IMO Jack is right. You can get everything you need by spending quality time with a canned brief, study guide, and perhaps scanning the case - will save 30% to 50% time reading and "learning." Spend the time you saved taking practice tests and applying the concepts. Do you really need to read an 8 page case to effectively learn and understand the concept of "open and obvious" in premises liability? The "black letter" series were excellent briefs for getting to the heart of things.
We've had this discussion before, but I always enjoy advocating for the other side. Sick in the head, perhaps. The platitudinous obvious, of course, is to do what works for you. With 1L under my belt, I can't deny that I don't feel the need to read every word of every case anymore. This is especially true on those eight-page cases where you take away a single rule of law that can be succinctly expressed in about eight words. In hindsight, some of that reading is probably a waste of time, particularly if your time needs to be budgeted. A canned brief can cut to the chase - and I made good use of canned briefs as a 1L, especially in contracts. (I don't want to intimate that I would never use a canned brief.) However, I was a much greener student last year than I am this year. Today, my case reading consists almost exclusively of speed reading through the facts and fluff to find that one-sentence rule of law or the two-pronged test that I'm going to need to apply to fact patterns on exams. But are most 1Ls equipped to assume such an abbreviated approach right from the start without having read any significant number of cases? Maybe, maybe not. It's a value judgment, granted. It's also a gamble. Learning to glean relevant information quickly from elaborate fact patterns takes practice. Canned briefs don't teach you how to brief. And being able to brief a fact pattern thoroughly is fundamental to writing a good paper. I have no regrets at all that I read all of the cases last year. Almost half of my 1L class didn't make it to 2L, and while the reasons are diverse, I don't know any 2Ls next to me who shortchanged the reading last year.
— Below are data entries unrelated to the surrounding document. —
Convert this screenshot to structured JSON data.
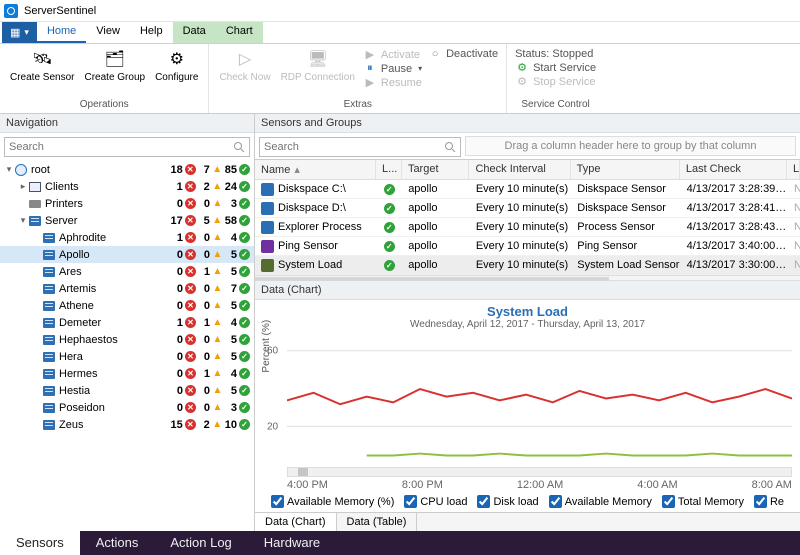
{
  "app": {
    "title": "ServerSentinel"
  },
  "menu": {
    "tabs": [
      "Home",
      "View",
      "Help",
      "Data",
      "Chart"
    ],
    "active": "Home"
  },
  "ribbon": {
    "operations": {
      "label": "Operations",
      "create_sensor": "Create\nSensor",
      "create_group": "Create\nGroup",
      "configure": "Configure"
    },
    "extras": {
      "label": "Extras",
      "check_now": "Check\nNow",
      "rdp": "RDP\nConnection",
      "activate": "Activate",
      "pause": "Pause",
      "resume": "Resume",
      "deactivate": "Deactivate"
    },
    "service": {
      "label": "Service Control",
      "status": "Status: Stopped",
      "start": "Start Service",
      "stop": "Stop Service"
    }
  },
  "nav": {
    "title": "Navigation",
    "search_placeholder": "Search",
    "tree": [
      {
        "name": "root",
        "depth": 0,
        "icon": "globe",
        "exp": "▾",
        "err": 18,
        "warn": 7,
        "ok": 85
      },
      {
        "name": "Clients",
        "depth": 1,
        "icon": "pc",
        "exp": "▸",
        "err": 1,
        "warn": 2,
        "ok": 24
      },
      {
        "name": "Printers",
        "depth": 1,
        "icon": "prn",
        "exp": "",
        "err": 0,
        "warn": 0,
        "ok": 3
      },
      {
        "name": "Server",
        "depth": 1,
        "icon": "svr",
        "exp": "▾",
        "err": 17,
        "warn": 5,
        "ok": 58
      },
      {
        "name": "Aphrodite",
        "depth": 2,
        "icon": "svr",
        "exp": "",
        "err": 1,
        "warn": 0,
        "ok": 4
      },
      {
        "name": "Apollo",
        "depth": 2,
        "icon": "svr",
        "exp": "",
        "err": 0,
        "warn": 0,
        "ok": 5,
        "sel": true
      },
      {
        "name": "Ares",
        "depth": 2,
        "icon": "svr",
        "exp": "",
        "err": 0,
        "warn": 1,
        "ok": 5
      },
      {
        "name": "Artemis",
        "depth": 2,
        "icon": "svr",
        "exp": "",
        "err": 0,
        "warn": 0,
        "ok": 7
      },
      {
        "name": "Athene",
        "depth": 2,
        "icon": "svr",
        "exp": "",
        "err": 0,
        "warn": 0,
        "ok": 5
      },
      {
        "name": "Demeter",
        "depth": 2,
        "icon": "svr",
        "exp": "",
        "err": 1,
        "warn": 1,
        "ok": 4
      },
      {
        "name": "Hephaestos",
        "depth": 2,
        "icon": "svr",
        "exp": "",
        "err": 0,
        "warn": 0,
        "ok": 5
      },
      {
        "name": "Hera",
        "depth": 2,
        "icon": "svr",
        "exp": "",
        "err": 0,
        "warn": 0,
        "ok": 5
      },
      {
        "name": "Hermes",
        "depth": 2,
        "icon": "svr",
        "exp": "",
        "err": 0,
        "warn": 1,
        "ok": 4
      },
      {
        "name": "Hestia",
        "depth": 2,
        "icon": "svr",
        "exp": "",
        "err": 0,
        "warn": 0,
        "ok": 5
      },
      {
        "name": "Poseidon",
        "depth": 2,
        "icon": "svr",
        "exp": "",
        "err": 0,
        "warn": 0,
        "ok": 3
      },
      {
        "name": "Zeus",
        "depth": 2,
        "icon": "svr",
        "exp": "",
        "err": 15,
        "warn": 2,
        "ok": 10
      }
    ]
  },
  "sensors": {
    "title": "Sensors and Groups",
    "search_placeholder": "Search",
    "groupby_hint": "Drag a column header here to group by that column",
    "columns": {
      "name": "Name",
      "l": "L...",
      "target": "Target",
      "interval": "Check Interval",
      "type": "Type",
      "last": "Last Check",
      "err": "Last Error"
    },
    "rows": [
      {
        "name": "Diskspace C:\\",
        "color": "#2a6fb3",
        "target": "apollo",
        "interval": "Every 10 minute(s)",
        "type": "Diskspace Sensor",
        "last": "4/13/2017 3:28:39…",
        "err": "N/A"
      },
      {
        "name": "Diskspace D:\\",
        "color": "#2a6fb3",
        "target": "apollo",
        "interval": "Every 10 minute(s)",
        "type": "Diskspace Sensor",
        "last": "4/13/2017 3:28:41…",
        "err": "N/A"
      },
      {
        "name": "Explorer Process",
        "color": "#2a6fb3",
        "target": "apollo",
        "interval": "Every 10 minute(s)",
        "type": "Process Sensor",
        "last": "4/13/2017 3:28:43…",
        "err": "N/A"
      },
      {
        "name": "Ping Sensor",
        "color": "#7030a0",
        "target": "apollo",
        "interval": "Every 10 minute(s)",
        "type": "Ping Sensor",
        "last": "4/13/2017 3:40:00…",
        "err": "N/A"
      },
      {
        "name": "System Load",
        "color": "#556b2f",
        "target": "apollo",
        "interval": "Every 10 minute(s)",
        "type": "System Load Sensor",
        "last": "4/13/2017 3:30:00…",
        "err": "N/A",
        "sel": true
      }
    ]
  },
  "chart_panel": {
    "title": "Data (Chart)",
    "subtabs": [
      "Data (Chart)",
      "Data (Table)"
    ]
  },
  "chart_data": {
    "type": "line",
    "title": "System Load",
    "subtitle": "Wednesday, April 12, 2017 - Thursday, April 13, 2017",
    "ylabel": "Percent (%)",
    "ylim": [
      0,
      70
    ],
    "yticks": [
      20,
      60
    ],
    "x": [
      "4:00 PM",
      "8:00 PM",
      "12:00 AM",
      "4:00 AM",
      "8:00 AM"
    ],
    "series": [
      {
        "name": "CPU load",
        "color": "#d9322e",
        "values": [
          34,
          38,
          32,
          36,
          33,
          40,
          36,
          38,
          34,
          37,
          33,
          39,
          35,
          37,
          34,
          38,
          33,
          36,
          40,
          35
        ]
      },
      {
        "name": "Disk load",
        "color": "#8fbf3f",
        "values": [
          null,
          null,
          null,
          5,
          5,
          6,
          5,
          5,
          6,
          5,
          5,
          5,
          6,
          5,
          5,
          5,
          6,
          5,
          5,
          5
        ]
      }
    ],
    "legend": [
      "Available Memory (%)",
      "CPU load",
      "Disk load",
      "Available Memory",
      "Total Memory",
      "Re"
    ]
  },
  "footer": {
    "tabs": [
      "Sensors",
      "Actions",
      "Action Log",
      "Hardware"
    ],
    "active": "Sensors"
  }
}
After reading so many cases, you eventually arrive at a point where you can zip through them at speed and find the point that you need to take from it without having to read every single word comprehensively. Some people get there faster than others. But I would only caution 1Ls, especially early in the game, not to assume that they're smarter than the law school process. If reading the cases were not important to a well-rounded understanding of how to apply the law, then worthwhile law schools would not assign them to be read in the first place.
Parting thought. When called upon to brief cases in class, those who didn't survive 1L, together with those who placed in the bottom of the class, invariably just started reading the case aloud. And they'd read every freakin' bloody word until the professor mercifully stopped them. I used to marvel at this. God, I'd sit there squirming in silent agony at these high school reading-out-loud voices "briefing" the given case, and all I could think was, "Future attorney? Good luck." The students who placed at the top of the class never did that, including the book-briefers, like myself. I didn't have time to write out a formal brief for every case, although I tried to write at least one of my own for each class. Yet even by just book-briefing, a quick glance at the facts and the issue you've scrawled in the margin and you'd say, "Oh yeah, I remember this one. The guy did this and that. The issue was whether... The rule was... Overturned." 1, 2, 3. It's easy to tell when somebody has read the case at least once, and the whole class respects that person a lot more than the plain readers. However, the litmus test is, who did better on the exams? This becomes self-evident. Ultimately, the students who discipline themselves to do most or all of the reading will also discipline themselves to do the necessary practice tests and further, they'll get more mileage from every practice test they write than will those who skirt the reading.